At the end of the day I’m not a relativist. I respect your right to be wrong, but I’m not going to pretend wrong is right.
Limiting religious leadership by gender is wrong.
As a Pagan I have no sacred texts to tell me gender discrimination is wrong. But as helpful as the writings of our ancestors can be, they always reflect the times and traditions of the people who wrote them. Tradition is decidedly mixed – when men have dominated a society (which is most times in most places) they’ve usually dominated the religion as well.
“We’ve always done it this way” is no excuse for not embodying sacred values and virtues in the best way possible here and now.
For me, it comes down to this: if a deity calls someone to Their service, who am I to tell that person they’re wrong?

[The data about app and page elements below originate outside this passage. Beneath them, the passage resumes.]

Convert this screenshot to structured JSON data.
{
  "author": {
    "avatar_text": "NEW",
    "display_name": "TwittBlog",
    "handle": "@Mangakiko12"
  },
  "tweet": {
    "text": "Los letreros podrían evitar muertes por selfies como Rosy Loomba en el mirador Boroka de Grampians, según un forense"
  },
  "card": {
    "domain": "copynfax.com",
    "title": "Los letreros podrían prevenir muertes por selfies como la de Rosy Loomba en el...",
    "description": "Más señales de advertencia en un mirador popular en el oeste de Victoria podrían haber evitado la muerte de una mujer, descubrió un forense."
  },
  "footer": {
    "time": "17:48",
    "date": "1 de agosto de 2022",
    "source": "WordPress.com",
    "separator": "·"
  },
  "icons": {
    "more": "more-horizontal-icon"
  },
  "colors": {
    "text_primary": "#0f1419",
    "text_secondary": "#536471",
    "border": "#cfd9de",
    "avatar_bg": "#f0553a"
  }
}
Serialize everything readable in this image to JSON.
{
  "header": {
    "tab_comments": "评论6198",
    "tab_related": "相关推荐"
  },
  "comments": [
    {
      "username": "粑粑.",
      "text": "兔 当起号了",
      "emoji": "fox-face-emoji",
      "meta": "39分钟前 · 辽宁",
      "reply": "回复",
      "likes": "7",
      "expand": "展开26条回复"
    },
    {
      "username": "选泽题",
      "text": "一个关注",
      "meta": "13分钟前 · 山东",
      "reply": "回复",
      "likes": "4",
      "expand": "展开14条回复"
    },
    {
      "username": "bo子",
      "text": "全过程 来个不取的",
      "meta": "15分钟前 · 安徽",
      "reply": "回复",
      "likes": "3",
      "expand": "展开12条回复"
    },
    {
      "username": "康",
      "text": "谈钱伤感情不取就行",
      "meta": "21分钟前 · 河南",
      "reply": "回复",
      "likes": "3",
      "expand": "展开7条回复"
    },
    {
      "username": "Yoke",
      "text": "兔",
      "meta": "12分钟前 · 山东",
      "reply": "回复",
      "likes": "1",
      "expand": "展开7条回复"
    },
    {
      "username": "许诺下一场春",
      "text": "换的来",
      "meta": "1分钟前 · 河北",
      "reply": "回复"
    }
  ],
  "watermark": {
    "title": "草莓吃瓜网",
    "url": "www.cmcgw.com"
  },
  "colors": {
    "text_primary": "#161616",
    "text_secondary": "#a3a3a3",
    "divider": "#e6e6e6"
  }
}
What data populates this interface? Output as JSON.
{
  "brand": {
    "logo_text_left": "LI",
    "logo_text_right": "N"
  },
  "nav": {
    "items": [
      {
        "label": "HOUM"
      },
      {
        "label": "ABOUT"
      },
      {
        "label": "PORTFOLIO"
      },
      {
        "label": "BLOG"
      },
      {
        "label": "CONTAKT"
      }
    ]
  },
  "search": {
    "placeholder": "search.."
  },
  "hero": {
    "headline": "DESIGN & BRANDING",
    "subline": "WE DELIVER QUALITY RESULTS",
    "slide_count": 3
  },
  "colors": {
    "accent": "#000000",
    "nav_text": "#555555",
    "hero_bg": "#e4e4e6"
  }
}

I clearly remember the first time I encountered this. I was 9 or 10 years old and I was just starting to realize that much of what I was being taught in the Baptist church ain’t necessarily so. The 6:30 PM national news had a feature on a woman who was fighting to be ordained. I don’t remember which denomination – this was the early 70s, so it could have been most of them. I remember that when I heard the introduction I repeated what the Baptists told me: “God doesn’t call women to be preachers.”
After I heard this woman’s story, it hit me: who am I to tell her she’s wrong?
Scripture and tradition have been used to justify slavery and genocide – they’re not an infallable inerrant guide on other issues either. A religion that’s stuck in the culture of its founding days is a stagnant religion.
I mostly stay out of the internal affairs of other religions – my own religion keeps me plenty busy. If your religion restricts leadership roles based on gender, that’s your business. But if a woman or a non-binary person says they’re called to a role you say is limited to men, I’m going to be on their side.
Meanwhile, Eric Hogue needs to learn to separate his religious duties as pastor from his civic duties as mayor.